▶ [Your instructions]: With the records as your source, report how many lines contain "hinzufügen". Add no other words.

▶ [Data to process]:
>>>>
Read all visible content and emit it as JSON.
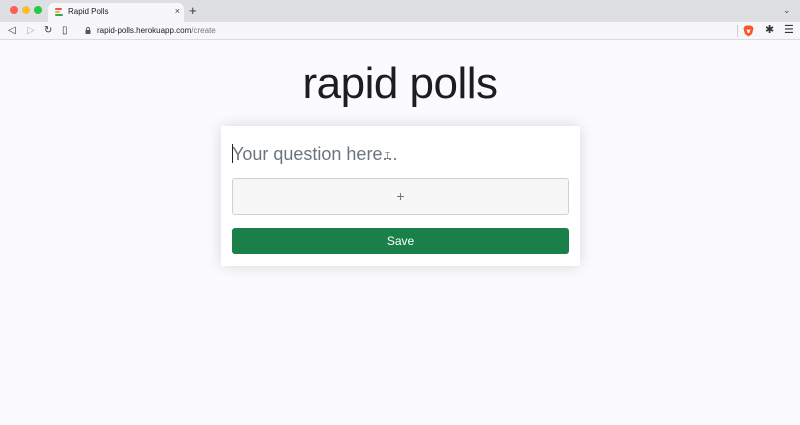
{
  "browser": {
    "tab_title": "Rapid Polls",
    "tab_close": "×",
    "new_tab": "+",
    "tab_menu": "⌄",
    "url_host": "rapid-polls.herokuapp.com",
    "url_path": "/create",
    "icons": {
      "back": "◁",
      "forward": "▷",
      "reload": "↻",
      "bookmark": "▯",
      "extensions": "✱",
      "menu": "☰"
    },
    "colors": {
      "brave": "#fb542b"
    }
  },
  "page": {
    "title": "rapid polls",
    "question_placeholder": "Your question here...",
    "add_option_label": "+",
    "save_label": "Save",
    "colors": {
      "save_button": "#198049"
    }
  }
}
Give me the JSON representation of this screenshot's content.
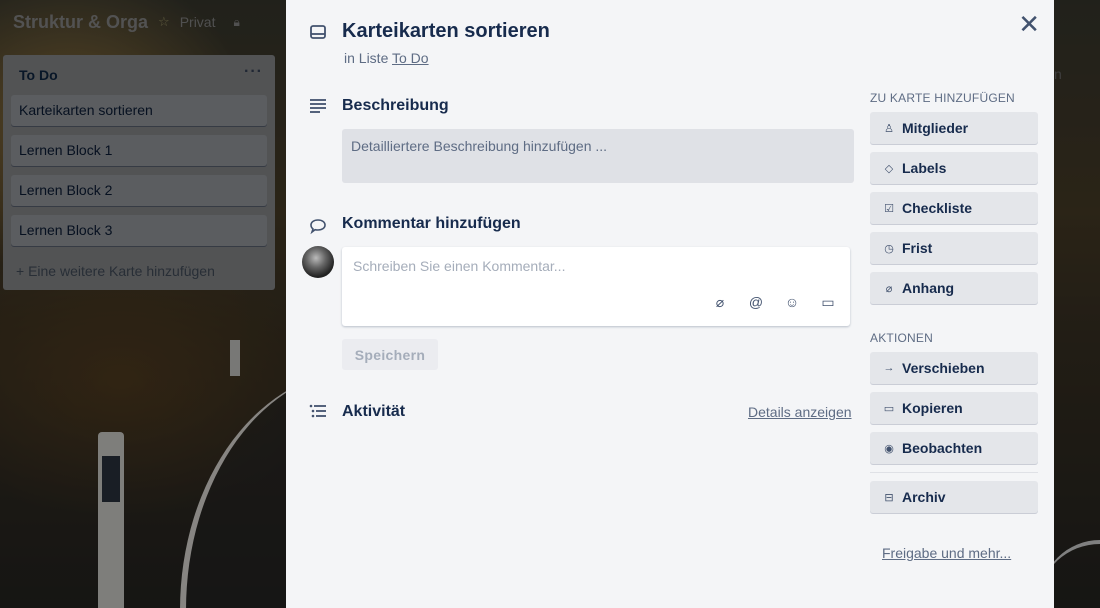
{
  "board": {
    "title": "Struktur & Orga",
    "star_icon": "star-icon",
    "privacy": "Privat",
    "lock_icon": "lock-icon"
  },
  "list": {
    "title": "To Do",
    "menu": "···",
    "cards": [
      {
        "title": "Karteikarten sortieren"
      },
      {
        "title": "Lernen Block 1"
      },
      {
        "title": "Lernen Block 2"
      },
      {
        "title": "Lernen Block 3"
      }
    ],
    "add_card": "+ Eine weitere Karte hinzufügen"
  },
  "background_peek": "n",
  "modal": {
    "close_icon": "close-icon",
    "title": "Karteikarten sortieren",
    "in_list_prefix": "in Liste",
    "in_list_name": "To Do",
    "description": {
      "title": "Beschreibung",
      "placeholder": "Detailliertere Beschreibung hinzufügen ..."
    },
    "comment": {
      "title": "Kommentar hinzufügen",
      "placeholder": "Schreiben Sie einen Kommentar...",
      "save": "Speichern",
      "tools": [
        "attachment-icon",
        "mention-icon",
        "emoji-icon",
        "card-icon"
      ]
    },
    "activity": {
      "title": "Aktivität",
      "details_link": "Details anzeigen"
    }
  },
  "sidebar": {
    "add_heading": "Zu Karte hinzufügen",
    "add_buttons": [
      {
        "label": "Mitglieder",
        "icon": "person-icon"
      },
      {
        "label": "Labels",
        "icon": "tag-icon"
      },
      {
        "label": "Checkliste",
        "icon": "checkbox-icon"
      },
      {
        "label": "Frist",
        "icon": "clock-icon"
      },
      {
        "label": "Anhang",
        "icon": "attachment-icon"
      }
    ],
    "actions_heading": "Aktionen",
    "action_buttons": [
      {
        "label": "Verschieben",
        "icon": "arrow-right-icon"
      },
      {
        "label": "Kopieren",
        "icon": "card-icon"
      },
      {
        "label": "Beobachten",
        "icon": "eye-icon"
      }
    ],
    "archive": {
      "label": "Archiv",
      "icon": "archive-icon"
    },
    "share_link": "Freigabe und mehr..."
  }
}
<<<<
▶ [Exercise solution]: 4